February 4, 2022
A newly published paper by researchers at the Dornsife School of Public Health (DSPH) examines associations between historical redlining and present-day housing and land cover characteristics that may enhance vulnerability to ambient heat in Philadelphia.
Extreme heat represents an important public health concern within cities, as high ambient temperatures are associated with increased risk of mortality and other adverse health outcomes. Variations in heat- vulnerability may be related to microclimates within cities, created by built environment characteristics, such as vegetation and tree canopy or poor housing, which might also vary along sociodemographic lines.
Researchers found that historical, institutional racism within the housing market may have impacted present-day disparities in heat vulnerability. They quantified associations between historically redlined areas with present-day property and housing characteristics that may enhance heat vulnerability in the city.

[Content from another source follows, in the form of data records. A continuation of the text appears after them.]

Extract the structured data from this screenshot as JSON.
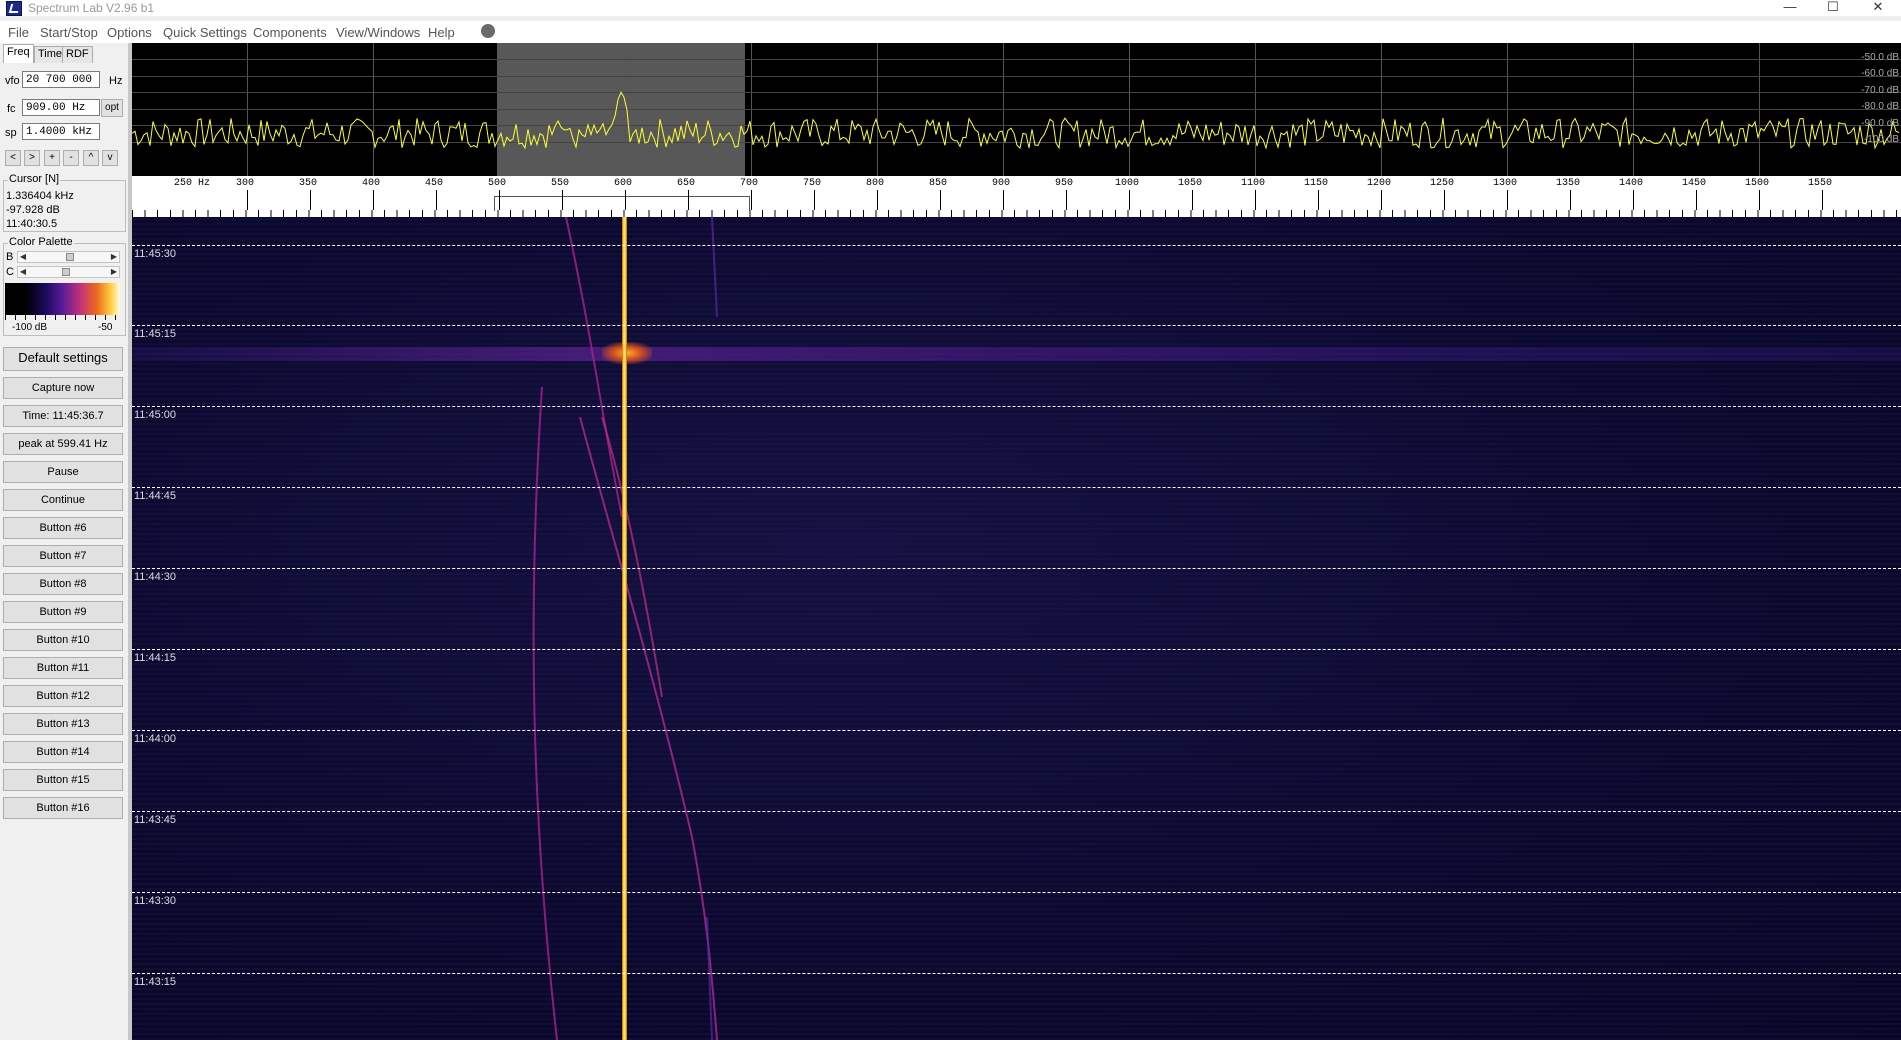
{
  "window": {
    "title": "Spectrum Lab V2.96 b1"
  },
  "menu": [
    "File",
    "Start/Stop",
    "Options",
    "Quick Settings",
    "Components",
    "View/Windows",
    "Help"
  ],
  "tabs": [
    "Freq",
    "Time",
    "RDF"
  ],
  "controls": {
    "vfo_label": "vfo",
    "vfo_value": "20 700 000",
    "vfo_unit": "Hz",
    "fc_label": "fc",
    "fc_value": "909.00 Hz",
    "opt_label": "opt",
    "sp_label": "sp",
    "sp_value": "1.4000 kHz",
    "nav": [
      "<",
      ">",
      "+",
      "-",
      "^",
      "v"
    ]
  },
  "cursor": {
    "title": "Cursor [N]",
    "freq": "1.336404 kHz",
    "level": "-97.928 dB",
    "time": "11:40:30.5"
  },
  "palette": {
    "title": "Color Palette",
    "b_label": "B",
    "c_label": "C",
    "min_label": "-100 dB",
    "max_label": "-50"
  },
  "buttons": [
    "Default settings",
    "Capture now",
    "Time:  11:45:36.7",
    "peak at 599.41 Hz",
    "Pause",
    "Continue",
    "Button #6",
    "Button #7",
    "Button #8",
    "Button #9",
    "Button #10",
    "Button #11",
    "Button #12",
    "Button #13",
    "Button #14",
    "Button #15",
    "Button #16"
  ],
  "spectrum": {
    "db_labels": [
      "-50.0 dB",
      "-60.0 dB",
      "-70.0 dB",
      "-80.0 dB",
      "-90.0 dB",
      "-100 dB"
    ]
  },
  "freq_axis": [
    "250 Hz",
    "300",
    "350",
    "400",
    "450",
    "500",
    "550",
    "600",
    "650",
    "700",
    "750",
    "800",
    "850",
    "900",
    "950",
    "1000",
    "1050",
    "1100",
    "1150",
    "1200",
    "1250",
    "1300",
    "1350",
    "1400",
    "1450",
    "1500",
    "1550"
  ],
  "waterfall": {
    "times": [
      "11:45:30",
      "11:45:15",
      "11:45:00",
      "11:44:45",
      "11:44:30",
      "11:44:15",
      "11:44:00",
      "11:43:45",
      "11:43:30",
      "11:43:15"
    ]
  },
  "colors": {
    "trace": "#ffff33",
    "carrier": "#ffcc33"
  }
}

This research was led by Leah Schinasi, PhD, assistant professor of environmental and occupational health at DSPH, and co-authored by Sharrelle Barber, ScD, MPH, assistant professor of epidemiology and biostatistics and director of The Ubuntu Center on Racism, Global Movements, and Population Health Equity at DSPH; Zachary Christman, associate professor and GIS director in the Geography, Planning, and Sustainability Department at Rowan University; Irene Headen, PhD, MS, assistant professor of community health and prevention at DSPH; Chahita Kanungo, MPH, a recent graduate of the department of Environmental & Occupational Health at DSPH; and Loni Phillip Tabb, PhD, associate professor of epidemiology and biostatistics at DSPH.
This research was published in the Journal of Urban Health on January 25, 2022.
Read the full paper